I enjoyed Thanksgiving dinner last week the same way I have enjoyed Thanksgiving dinner for all but one of my past 40+ years -- at my parents' house. There was one year in which I temporarily lost my mind and decided to host the meal myself. Thankfully, I regained my senses and that never happened again.
My mom and dad have lived in the same house on Old Orchard Drive practically since the day I was born. There was something about being there this year that felt different, however. It wasn't just the newly refinished hardwood floor and a new look for the old coffee table. It wasn't the fact that my mom didn't make her traditional lettuce with bacon dressing (which I never liked anyway), or that I discovered there have always been onions in the filling (not to be confused with stuffing). No, this year was different in the way I saw my childhood home. It was as if I was looking at it from outside myself. Like I was seeing it through the many stages of my life and my parents' lives. Alright, I can't put it into words. Just work with me.
I'm sure the loss we experienced in 2013 was a major contributor to the "visions" I had on Thursday. Most of you know that two of my aunts, my mom's sisters and best friends, passed away within six months of each other. And other older relatives dealt with their share of health-related issues. These experiences were an unwelcome reminder of my parents' age, a fact of life that many of my friends are also facing. While I generally prefer to ignore all the signs that tell me they won't live forever, my parents are pretty matter of fact about their stage of life. For years, my dad has had a hand-written letter prepared with his "wishes," along with a "guest list" of names of those who are to be invited to his funeral (you better not piss him off if you want to make the cut). He's currently working on handcrafted wooden boxes for the cremated ashes of my mom's two living sisters, and I think my mom has put in a request for hers as well. Yes, it's definitely becoming harder to ignore.
In light of this new reality I'm being forced to acknowledge, everything at "home" came with layers of meaning and memories this year. I didn't just pull a glass from the cupboard. Instead I opened the cupboard and noticed the variety of glasses and recalled them being in those very same locations 30 years ago. It meant trying to remember if those Philadelphia Eagles glasses were a collector set from the supermarket or the gas station. It meant looking at the characters on those colorful kiddie cups and having no clue who they are. This year, there was more than a touch of nostalgia in the selection of serving dishes and trivets.
This year, playing Monopoly with Ian and my sister wasn't just about beating her as payback for more than a decade of Monopoly abuse. This year there was something sentimental about how worn the board and the money had become from years of use. There were memories of painting the little green houses and gluing them to a poster board for a school project. There was the annual reminder from my mom that she hates playing board games because I never gave her a break from them when I was a kid.
Though every room on the main floor of my parents' ranch home has been redecorated since I moved out
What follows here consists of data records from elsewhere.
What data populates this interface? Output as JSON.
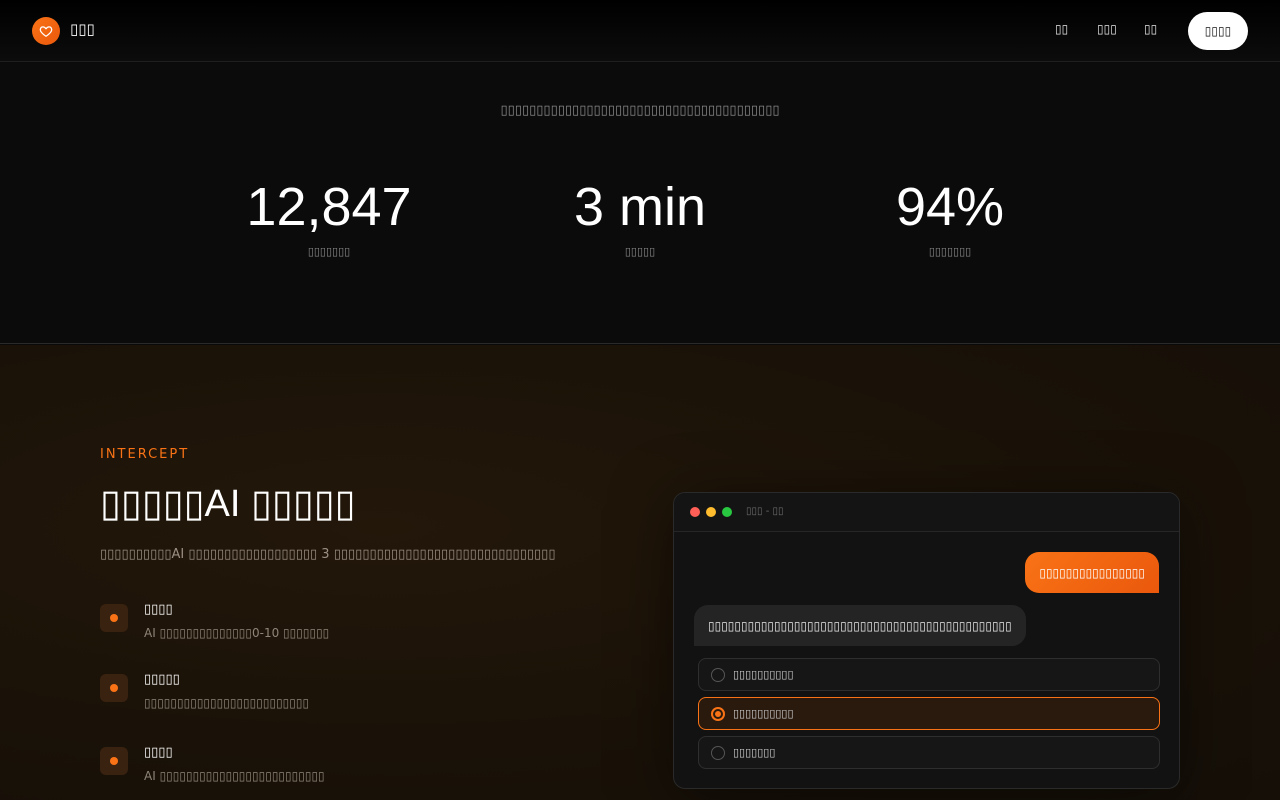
{
  "header": {
    "brand": "▯▯▯",
    "nav": [
      "▯▯",
      "▯▯▯",
      "▯▯"
    ],
    "cta_label": "▯▯▯▯",
    "brand_color": "#f97316"
  },
  "stats": {
    "tagline": "▯▯▯▯▯▯▯▯▯▯▯▯▯▯▯▯▯▯▯▯▯▯▯▯▯▯▯▯▯▯▯▯▯▯▯▯▯▯▯",
    "items": [
      {
        "value": "12,847",
        "label": "▯▯▯▯▯▯▯"
      },
      {
        "value": "3 min",
        "label": "▯▯▯▯▯"
      },
      {
        "value": "94%",
        "label": "▯▯▯▯▯▯▯"
      }
    ]
  },
  "intercept": {
    "eyebrow": "INTERCEPT",
    "title": "▯▯▯▯▯AI ▯▯▯▯▯",
    "description": "▯▯▯▯▯▯▯▯▯▯AI ▯▯▯▯▯▯▯▯▯▯▯▯▯▯▯▯▯▯ 3 ▯▯▯▯▯▯▯▯▯▯▯▯▯▯▯▯▯▯▯▯▯▯▯▯▯▯▯▯▯▯▯",
    "features": [
      {
        "title": "▯▯▯▯",
        "description": "AI ▯▯▯▯▯▯▯▯▯▯▯▯▯▯0-10 ▯▯▯▯▯▯▯"
      },
      {
        "title": "▯▯▯▯▯",
        "description": "▯▯▯▯▯▯▯▯▯▯▯▯▯▯▯▯▯▯▯▯▯▯▯▯▯"
      },
      {
        "title": "▯▯▯▯",
        "description": "AI ▯▯▯▯▯▯▯▯▯▯▯▯▯▯▯▯▯▯▯▯▯▯▯▯▯"
      }
    ]
  },
  "mockup": {
    "window_title": "▯▯▯ - ▯▯",
    "traffic_colors": [
      "#ff5f57",
      "#febc2e",
      "#28c840"
    ],
    "user_message": "▯▯▯▯▯▯▯▯▯▯▯▯▯▯▯▯",
    "ai_message": "▯▯▯▯▯▯▯▯▯▯▯▯▯▯▯▯▯▯▯▯▯▯▯▯▯▯▯▯▯▯▯▯▯▯▯▯▯▯▯▯▯▯▯▯▯▯",
    "options": [
      {
        "label": "▯▯▯▯▯▯▯▯▯▯",
        "selected": false
      },
      {
        "label": "▯▯▯▯▯▯▯▯▯▯",
        "selected": true
      },
      {
        "label": "▯▯▯▯▯▯▯",
        "selected": false
      }
    ]
  }
}
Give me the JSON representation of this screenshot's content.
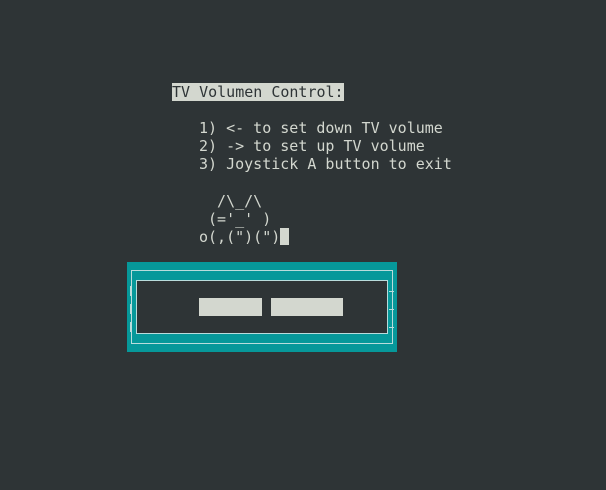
{
  "terminal": {
    "title": "TV Volumen Control:",
    "instructions": [
      "1) <- to set down TV volume",
      "2) -> to set up TV volume",
      "3) Joystick A button to exit"
    ],
    "ascii_art": [
      "  /\\_/\\",
      " (='_' )",
      "o(,(\")(\")"
    ]
  },
  "volume_widget": {
    "accent_color": "#06989a",
    "background_color": "#2e3436",
    "bar_color": "#d3d7cf",
    "blocks_filled": 2
  }
}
nearly 20 years ago, the basement is exactly as I left it. The same wood paneling and the bar that my dad built. The old fashioned ice cream table and chairs that had been my grandparents'. The same archery trophies on the shelves. The same muzzle loader and deer antlers on the wall, albeit with a couple new deer and fox skins. The same furniture, including the couch that Rob and I destroyed with a few years worth of premarital snuggling. The same gazillion-page Volume Library from 1977. It was like stepping back in time.
More than just the flashback of memories, I found myself wondering, "What will we do with all of this when the time comes?" My ever-prepared dad has given me directions for a number of things, but what about the rest of it? Will I ever be able to get rid of that dish, this game, those photos, that table, this bed, those records? I'm fairly confident that I'll be able to toss the plastic floor plant and that useless downstairs couch, but what about the hundreds of other little things that each hold some kind of meaning? I was both nostalgic and miserable just thinking about it.
Hopefully I'll have my parents for another 20 years and I won't have to deal with any of this for a very long time. For now, I'm just thankful to have a childhood home filled with countless good memories.